> [WHAT YOU HAVE TO DO]: With the pictures excluded, reproduce all of the data exactly.

[[ MATERIAL TO PROCESS, beginning ]]

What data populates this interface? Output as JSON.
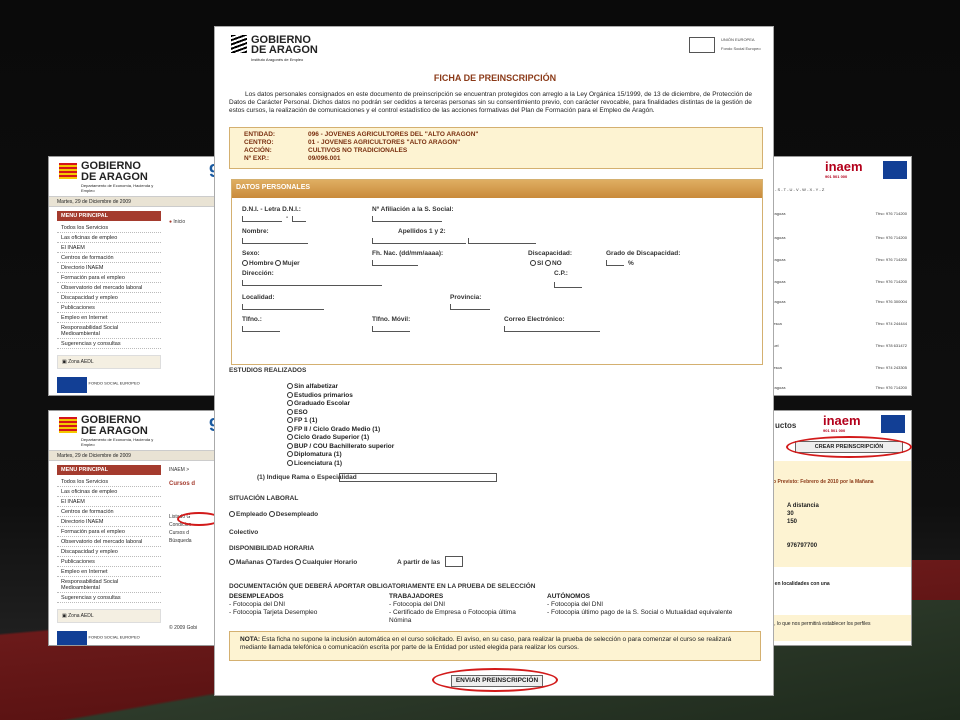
{
  "left_top": {
    "gov_name_1": "GOBIERNO",
    "gov_name_2": "DE ARAGON",
    "gov_sub": "Departamento de Economía, Hacienda y Empleo",
    "date": "Martes, 29 de Diciembre de 2009",
    "menu_title": "MENU PRINCIPAL",
    "menu_items": [
      "Todos los Servicios",
      "Las oficinas de empleo",
      "El INAEM",
      "Centros de formación",
      "Directorio INAEM",
      "Formación para el empleo",
      "Observatorio del mercado laboral",
      "Discapacidad y empleo",
      "Publicaciones",
      "Empleo en Internet",
      "Responsabilidad Social Medioambiental",
      "Sugerencias y consultas"
    ],
    "zone_label": "Zona AEDL",
    "breadcrumb": "Inicio",
    "eu_caption": "FONDO SOCIAL EUROPEO"
  },
  "left_bottom": {
    "gov_name_1": "GOBIERNO",
    "gov_name_2": "DE ARAGON",
    "gov_sub": "Departamento de Economía, Hacienda y Empleo",
    "date": "Martes, 29 de Diciembre de 2009",
    "menu_title": "MENU PRINCIPAL",
    "menu_items": [
      "Todos los Servicios",
      "Las oficinas de empleo",
      "El INAEM",
      "Centros de formación",
      "Directorio INAEM",
      "Formación para el empleo",
      "Observatorio del mercado laboral",
      "Discapacidad y empleo",
      "Publicaciones",
      "Empleo en Internet",
      "Responsabilidad Social Medioambiental",
      "Sugerencias y consultas"
    ],
    "zone_label": "Zona AEDL",
    "breadcrumb": "INAEM >",
    "section": "Cursos d",
    "side_links": [
      "Listado G",
      "Condicion",
      "Cursos d",
      "Búsqueda"
    ],
    "copyright": "© 2009 Gobi",
    "eu_caption": "FONDO SOCIAL EUROPEO"
  },
  "right_top": {
    "brand": "inaem",
    "phone": "901 501 000",
    "alphabet": "R - S - T - U - V - W - X - Y - Z",
    "rows": [
      {
        "city": "aragoza",
        "phone": "Tfno: 976 714200"
      },
      {
        "city": "aragoza",
        "phone": "Tfno: 976 714200"
      },
      {
        "city": "aragoza",
        "phone": "Tfno: 976 714200"
      },
      {
        "city": "aragoza",
        "phone": "Tfno: 976 714200"
      },
      {
        "city": "aragoza",
        "phone": "Tfno: 976 300004"
      },
      {
        "city": "uesca",
        "phone": "Tfno: 974 244444"
      },
      {
        "city": "iruel",
        "phone": "Tfno: 978 631472"
      },
      {
        "city": "uesca",
        "phone": "Tfno: 974 243305"
      },
      {
        "city": "aragoza",
        "phone": "Tfno: 976 714200"
      }
    ]
  },
  "right_bottom": {
    "products": "uctos",
    "brand": "inaem",
    "phone": "901 501 000",
    "crear_button": "CREAR PREINSCRIPCIÓN",
    "inicio": "Inicio Previsto: Febrero de 2010 por la Mañana",
    "modalidad": "A distancia",
    "v1": "30",
    "v2": "150",
    "tel": "976797700",
    "note": "ntes en localidades con una",
    "footer_note": "tores, lo que nos permitirá establecer los perfiles"
  },
  "form": {
    "logo_1": "GOBIERNO",
    "logo_2": "DE ARAGON",
    "logo_sub": "Instituto Aragonés de Empleo",
    "eu_text_1": "UNIÓN EUROPEA",
    "eu_text_2": "Fondo Social Europeo",
    "title": "FICHA DE PREINSCRIPCIÓN",
    "intro": "Los datos personales consignados en este documento de preinscripción se encuentran protegidos con arreglo a la Ley Orgánica 15/1999, de 13 de diciembre, de Protección de Datos de Carácter Personal. Dichos datos no podrán ser cedidos a terceras personas sin su consentimiento previo, con carácter revocable, para finalidades distintas de la gestión de estos cursos, la realización de comunicaciones y el control estadístico de las acciones formativas del Plan de Formación para el Empleo de Aragón.",
    "entity": [
      {
        "label": "ENTIDAD:",
        "value": "096 - JOVENES AGRICULTORES DEL \"ALTO ARAGON\""
      },
      {
        "label": "CENTRO:",
        "value": "01 - JOVENES AGRICULTORES \"ALTO ARAGON\""
      },
      {
        "label": "ACCIÓN:",
        "value": "CULTIVOS NO TRADICIONALES"
      },
      {
        "label": "Nº EXP.:",
        "value": "09/096.001"
      }
    ],
    "datos_title": "DATOS PERSONALES",
    "labels": {
      "dni": "D.N.I. - Letra D.N.I.:",
      "afiliacion": "Nº Afiliación a la S. Social:",
      "nombre": "Nombre:",
      "apellidos": "Apellidos 1 y 2:",
      "sexo": "Sexo:",
      "hombre": "Hombre",
      "mujer": "Mujer",
      "fh_nac": "Fh. Nac. (dd/mm/aaaa):",
      "discapacidad": "Discapacidad:",
      "si": "SI",
      "no": "NO",
      "grado": "Grado de Discapacidad:",
      "pct": "%",
      "direccion": "Dirección:",
      "cp": "C.P.:",
      "localidad": "Localidad:",
      "provincia": "Provincia:",
      "tlfno": "Tlfno.:",
      "movil": "Tlfno. Móvil:",
      "correo": "Correo Electrónico:",
      "dash": "-"
    },
    "estudios_title": "ESTUDIOS REALIZADOS",
    "estudios": [
      "Sin alfabetizar",
      "Estudios primarios",
      "Graduado Escolar",
      "ESO",
      "FP 1 (1)",
      "FP II / Ciclo Grado Medio (1)",
      "Ciclo Grado Superior (1)",
      "BUP / COU Bachillerato superior",
      "Diplomatura (1)",
      "Licenciatura (1)"
    ],
    "rama_label": "(1) Indique Rama o Especialidad",
    "situacion_title": "SITUACIÓN LABORAL",
    "empleado": "Empleado",
    "desempleado": "Desempleado",
    "colectivo": "Colectivo",
    "disponibilidad_title": "DISPONIBILIDAD HORARIA",
    "mananas": "Mañanas",
    "tardes": "Tardes",
    "cualquier": "Cualquier Horario",
    "partir": "A partir de las",
    "doc_title": "DOCUMENTACIÓN QUE DEBERÁ APORTAR OBLIGATORIAMENTE EN LA PRUEBA DE SELECCIÓN",
    "desempleados_title": "DESEMPLEADOS",
    "desempleados": [
      "- Fotocopia del DNI",
      "- Fotocopia Tarjeta Desempleo"
    ],
    "trabajadores_title": "TRABAJADORES",
    "trabajadores": [
      "- Fotocopia del DNI",
      "- Certificado de Empresa o Fotocopia última Nómina"
    ],
    "autonomos_title": "AUTÓNOMOS",
    "autonomos": [
      "- Fotocopia del DNI",
      "- Fotocopia último pago de la S. Social o Mutualidad equivalente"
    ],
    "nota_label": "NOTA:",
    "nota": "Esta ficha no supone la inclusión automática en el curso solicitado. El aviso, en su caso, para realizar la prueba de selección o para comenzar el curso se realizará mediante llamada telefónica o comunicación escrita por parte de la Entidad por usted elegida para realizar los cursos.",
    "enviar_button": "ENVIAR PREINSCRIPCIÓN"
  },
  "colors": {
    "accent": "#a43b2e",
    "form_title": "#8b3a18",
    "highlight_oval": "#d21a1a",
    "panel_bg": "#fdf3d2",
    "header_gold": "#c98a3a"
  }
}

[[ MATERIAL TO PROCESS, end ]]

> [ANSWER]:
What data populates this interface? Output as JSON.
{
  "left_top": {
    "gov_name_1": "GOBIERNO",
    "gov_name_2": "DE ARAGON",
    "gov_sub": "Departamento de Economía, Hacienda y Empleo",
    "date": "Martes, 29 de Diciembre de 2009",
    "menu_title": "MENU PRINCIPAL",
    "menu_items": [
      "Todos los Servicios",
      "Las oficinas de empleo",
      "El INAEM",
      "Centros de formación",
      "Directorio INAEM",
      "Formación para el empleo",
      "Observatorio del mercado laboral",
      "Discapacidad y empleo",
      "Publicaciones",
      "Empleo en Internet",
      "Responsabilidad Social Medioambiental",
      "Sugerencias y consultas"
    ],
    "zone_label": "Zona AEDL",
    "breadcrumb": "Inicio",
    "eu_caption": "FONDO SOCIAL EUROPEO"
  },
  "left_bottom": {
    "gov_name_1": "GOBIERNO",
    "gov_name_2": "DE ARAGON",
    "gov_sub": "Departamento de Economía, Hacienda y Empleo",
    "date": "Martes, 29 de Diciembre de 2009",
    "menu_title": "MENU PRINCIPAL",
    "menu_items": [
      "Todos los Servicios",
      "Las oficinas de empleo",
      "El INAEM",
      "Centros de formación",
      "Directorio INAEM",
      "Formación para el empleo",
      "Observatorio del mercado laboral",
      "Discapacidad y empleo",
      "Publicaciones",
      "Empleo en Internet",
      "Responsabilidad Social Medioambiental",
      "Sugerencias y consultas"
    ],
    "zone_label": "Zona AEDL",
    "breadcrumb": "INAEM >",
    "section": "Cursos d",
    "side_links": [
      "Listado G",
      "Condicion",
      "Cursos d",
      "Búsqueda"
    ],
    "copyright": "© 2009 Gobi",
    "eu_caption": "FONDO SOCIAL EUROPEO"
  },
  "right_top": {
    "brand": "inaem",
    "phone": "901 501 000",
    "alphabet": "R - S - T - U - V - W - X - Y - Z",
    "rows": [
      {
        "city": "aragoza",
        "phone": "Tfno: 976 714200"
      },
      {
        "city": "aragoza",
        "phone": "Tfno: 976 714200"
      },
      {
        "city": "aragoza",
        "phone": "Tfno: 976 714200"
      },
      {
        "city": "aragoza",
        "phone": "Tfno: 976 714200"
      },
      {
        "city": "aragoza",
        "phone": "Tfno: 976 300004"
      },
      {
        "city": "uesca",
        "phone": "Tfno: 974 244444"
      },
      {
        "city": "iruel",
        "phone": "Tfno: 978 631472"
      },
      {
        "city": "uesca",
        "phone": "Tfno: 974 243305"
      },
      {
        "city": "aragoza",
        "phone": "Tfno: 976 714200"
      }
    ]
  },
  "right_bottom": {
    "products": "uctos",
    "brand": "inaem",
    "phone": "901 501 000",
    "crear_button": "CREAR PREINSCRIPCIÓN",
    "inicio": "Inicio Previsto: Febrero de 2010 por la Mañana",
    "modalidad": "A distancia",
    "v1": "30",
    "v2": "150",
    "tel": "976797700",
    "note": "ntes en localidades con una",
    "footer_note": "tores, lo que nos permitirá establecer los perfiles"
  },
  "form": {
    "logo_1": "GOBIERNO",
    "logo_2": "DE ARAGON",
    "logo_sub": "Instituto Aragonés de Empleo",
    "eu_text_1": "UNIÓN EUROPEA",
    "eu_text_2": "Fondo Social Europeo",
    "title": "FICHA DE PREINSCRIPCIÓN",
    "intro": "Los datos personales consignados en este documento de preinscripción se encuentran protegidos con arreglo a la Ley Orgánica 15/1999, de 13 de diciembre, de Protección de Datos de Carácter Personal. Dichos datos no podrán ser cedidos a terceras personas sin su consentimiento previo, con carácter revocable, para finalidades distintas de la gestión de estos cursos, la realización de comunicaciones y el control estadístico de las acciones formativas del Plan de Formación para el Empleo de Aragón.",
    "entity": [
      {
        "label": "ENTIDAD:",
        "value": "096 - JOVENES AGRICULTORES DEL \"ALTO ARAGON\""
      },
      {
        "label": "CENTRO:",
        "value": "01 - JOVENES AGRICULTORES \"ALTO ARAGON\""
      },
      {
        "label": "ACCIÓN:",
        "value": "CULTIVOS NO TRADICIONALES"
      },
      {
        "label": "Nº EXP.:",
        "value": "09/096.001"
      }
    ],
    "datos_title": "DATOS PERSONALES",
    "labels": {
      "dni": "D.N.I. - Letra D.N.I.:",
      "afiliacion": "Nº Afiliación a la S. Social:",
      "nombre": "Nombre:",
      "apellidos": "Apellidos 1 y 2:",
      "sexo": "Sexo:",
      "hombre": "Hombre",
      "mujer": "Mujer",
      "fh_nac": "Fh. Nac. (dd/mm/aaaa):",
      "discapacidad": "Discapacidad:",
      "si": "SI",
      "no": "NO",
      "grado": "Grado de Discapacidad:",
      "pct": "%",
      "direccion": "Dirección:",
      "cp": "C.P.:",
      "localidad": "Localidad:",
      "provincia": "Provincia:",
      "tlfno": "Tlfno.:",
      "movil": "Tlfno. Móvil:",
      "correo": "Correo Electrónico:",
      "dash": "-"
    },
    "estudios_title": "ESTUDIOS REALIZADOS",
    "estudios": [
      "Sin alfabetizar",
      "Estudios primarios",
      "Graduado Escolar",
      "ESO",
      "FP 1 (1)",
      "FP II / Ciclo Grado Medio (1)",
      "Ciclo Grado Superior (1)",
      "BUP / COU Bachillerato superior",
      "Diplomatura (1)",
      "Licenciatura (1)"
    ],
    "rama_label": "(1) Indique Rama o Especialidad",
    "situacion_title": "SITUACIÓN LABORAL",
    "empleado": "Empleado",
    "desempleado": "Desempleado",
    "colectivo": "Colectivo",
    "disponibilidad_title": "DISPONIBILIDAD HORARIA",
    "mananas": "Mañanas",
    "tardes": "Tardes",
    "cualquier": "Cualquier Horario",
    "partir": "A partir de las",
    "doc_title": "DOCUMENTACIÓN QUE DEBERÁ APORTAR OBLIGATORIAMENTE EN LA PRUEBA DE SELECCIÓN",
    "desempleados_title": "DESEMPLEADOS",
    "desempleados": [
      "- Fotocopia del DNI",
      "- Fotocopia Tarjeta Desempleo"
    ],
    "trabajadores_title": "TRABAJADORES",
    "trabajadores": [
      "- Fotocopia del DNI",
      "- Certificado de Empresa o Fotocopia última Nómina"
    ],
    "autonomos_title": "AUTÓNOMOS",
    "autonomos": [
      "- Fotocopia del DNI",
      "- Fotocopia último pago de la S. Social o Mutualidad equivalente"
    ],
    "nota_label": "NOTA:",
    "nota": "Esta ficha no supone la inclusión automática en el curso solicitado. El aviso, en su caso, para realizar la prueba de selección o para comenzar el curso se realizará mediante llamada telefónica o comunicación escrita por parte de la Entidad por usted elegida para realizar los cursos.",
    "enviar_button": "ENVIAR PREINSCRIPCIÓN"
  },
  "colors": {
    "accent": "#a43b2e",
    "form_title": "#8b3a18",
    "highlight_oval": "#d21a1a",
    "panel_bg": "#fdf3d2",
    "header_gold": "#c98a3a"
  }
}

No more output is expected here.